An excerpt from Goal Play!: Leadership Lessons from the Soccer Field.
I recently had lunch with one of my soccer alumnae, now aged 28. Tovah said to me, “Do you remember that play I made in the tournament we went to in Connecticut? I mean when I mistakenly headed the ball into our own goal and caused us to lose the game.”
“Well, I was devastated and was sitting on the grass after the game, sobbing my heart out. You came over and said, ‘Don’t worry, Tovah, great defenders sometimes score against themselves. Only the best defenders go out aggressively after every open ball. Every now and then, it deflects and goes into the net. You did a wonderful job.’ I stopped crying, stood up, brushed myself off, and walked away smiling, saying to myself, ‘I’m a great defender!’ That season was very meaningful to me.”
She remembered this 14 years later.
You never know when a kind or supportive word from you will make a lasting difference. Whether you intend to be or not, you are a role model and your opinion counts. When you offer solace or encouragement to someone who has made a mistake, it can make a difference. To do so, though, you must truly believe that it is not the mistake that matters, but the lesson that can be drawn from it.
But let’s take this idea even further: As a leader, you must do everything you can to encourage people to admit mistakes they have made and to call out problems they have found in the organization. If people think they will get in trouble for having erred, or for having brought up a systemic problem in the organization, those errors and problems will go unreported. The person and the organization will thereby lose an opportunity to grow and improve. Accordingly, a strong commitment not only to transparency but to a just culture is essential to achieve continuous improvement.
You can see this philosophy in action through an event that happened at Beth Israel Deaconess Medical Center in July of 2008. A patient woke up after orthopaedic surgery and asked her doctor, “Why is the bandage on my right ankle instead of my left ankle?” It was at that moment that the surgeon realized he had operated on the wrong limb. It is impossible to know who was more distraught, the patient or the doctor who realized that he had violated a life-long oath to “do no harm.”

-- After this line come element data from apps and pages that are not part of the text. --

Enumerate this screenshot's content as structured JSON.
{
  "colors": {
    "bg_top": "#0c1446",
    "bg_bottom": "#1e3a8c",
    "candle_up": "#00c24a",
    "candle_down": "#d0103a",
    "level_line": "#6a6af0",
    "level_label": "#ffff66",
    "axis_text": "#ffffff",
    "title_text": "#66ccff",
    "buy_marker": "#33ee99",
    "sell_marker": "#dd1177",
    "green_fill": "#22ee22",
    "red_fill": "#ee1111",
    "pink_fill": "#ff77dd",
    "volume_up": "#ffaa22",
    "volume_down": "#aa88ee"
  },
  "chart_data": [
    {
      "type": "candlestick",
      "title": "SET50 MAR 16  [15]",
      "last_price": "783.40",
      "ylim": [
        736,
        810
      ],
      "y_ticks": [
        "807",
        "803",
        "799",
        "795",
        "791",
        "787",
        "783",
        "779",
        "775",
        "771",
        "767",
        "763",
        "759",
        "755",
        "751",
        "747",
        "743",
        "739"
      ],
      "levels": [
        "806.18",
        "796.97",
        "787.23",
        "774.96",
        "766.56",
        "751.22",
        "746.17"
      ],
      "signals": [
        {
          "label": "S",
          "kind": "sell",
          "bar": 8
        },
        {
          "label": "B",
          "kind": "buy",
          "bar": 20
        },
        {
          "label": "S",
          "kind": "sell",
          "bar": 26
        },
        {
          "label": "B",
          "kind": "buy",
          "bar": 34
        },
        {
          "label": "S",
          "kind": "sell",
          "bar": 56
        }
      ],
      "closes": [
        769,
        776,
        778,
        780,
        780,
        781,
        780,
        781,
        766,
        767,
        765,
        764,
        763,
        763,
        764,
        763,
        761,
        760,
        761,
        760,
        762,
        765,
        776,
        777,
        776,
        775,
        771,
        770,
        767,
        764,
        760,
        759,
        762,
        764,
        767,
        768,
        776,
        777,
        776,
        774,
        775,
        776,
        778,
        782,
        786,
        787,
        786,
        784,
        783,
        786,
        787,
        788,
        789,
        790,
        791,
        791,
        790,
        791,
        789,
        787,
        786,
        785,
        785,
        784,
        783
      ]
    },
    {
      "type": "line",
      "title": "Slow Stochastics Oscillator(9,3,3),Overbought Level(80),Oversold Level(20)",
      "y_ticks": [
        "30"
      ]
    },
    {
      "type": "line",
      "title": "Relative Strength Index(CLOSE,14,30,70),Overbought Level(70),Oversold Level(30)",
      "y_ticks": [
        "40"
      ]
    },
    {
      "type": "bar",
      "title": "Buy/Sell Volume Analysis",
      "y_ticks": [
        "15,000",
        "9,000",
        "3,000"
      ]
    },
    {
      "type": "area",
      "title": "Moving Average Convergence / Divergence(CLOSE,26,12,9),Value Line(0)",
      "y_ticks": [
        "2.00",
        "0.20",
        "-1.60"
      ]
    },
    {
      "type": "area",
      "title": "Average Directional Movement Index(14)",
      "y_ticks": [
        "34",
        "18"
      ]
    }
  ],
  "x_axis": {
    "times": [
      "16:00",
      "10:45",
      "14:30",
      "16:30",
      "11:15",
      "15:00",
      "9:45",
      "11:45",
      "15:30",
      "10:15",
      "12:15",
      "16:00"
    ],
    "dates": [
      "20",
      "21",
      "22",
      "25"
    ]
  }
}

The surgeon immediately notified his chief of service and me, the CEO. After all of our department chiefs and quality assurance staff met to review the underlying causes of the error, we unanimously decided to publicize the case broadly throughout the hospital. We did so out of the belief that there were lessons to be learned about pre-operative procedures, which would affect the hundreds of doctors, nurses, surgery technicians, and residents engaged in surgeries at our hospital. I also published the story on my blog in the hope that our experience might be of value to workers in other hospitals.
It was quite clear that the hospital’s “time-out” protocol, which was designed to avoid precisely this kind of error, had not been properly carried out. In the weeks following this disclosure, a number of people asked me if we intended to punish the surgeon in charge of the case, as well as others in the OR who had not adhered to that procedure. Some were surprised by my answer, which was, “No.”
I felt that those involved had been punished enough by the searing experience of the event. They were devastated by their error and by the realization that they had participated in an event that unnecessarily hurt a patient. Further, the surgeon immediately reported the error to his chief and to me and took all appropriate actions to disclose and apologize to the patient. He also participated openly and honestly in the case review.
My reaction was supported by one of our trustees, who likewise responded, “God has already taken care of the punishment.” He pointed out that it would be hard to imagine a punishment greater than the self-imposed distress that the surgeon already felt. He had taken a professional oath to do no harm, and here he had, in fact, done harm. But another trustee said that it just didn’t feel right that this highly trained physician, “who should have known better,” would not be punished. “Wouldn’t someone in another field be disciplined for an equivalent error?” he asked.
This was a healthy debate for us to have, but a wise comment by a colleague made me realize that I was over-emphasizing the wrong point (i.e., the doctor’s sense of regret) and not clearly enunciating the full reason for my conclusion. The head of our faculty practice put it better than I had, “If our goal is to reduce the likelihood of this kind of error in the future, the probability of achieving that is much greater if these staff members are not punished than if they are.”
I think he was exactly right, and I believe this is the heart of the logic shared by our chiefs of service during their review of the case. Punishment in this situation was more likely to contribute to a culture of hiding errors rather than admitting them. And it was only by nurturing a culture in which people freely disclose errors that the hospital as a whole could focus on the human and systemic determinants of those errors.
Paul Levy is the former President and CEO of Beth Israel Deaconess Medical Center in Boston and blogs at Not Running a Hospital. He is the author of Goal Play!: Leadership Lessons from the Soccer Field and How a Blog Held Off the Most Powerful Union in America.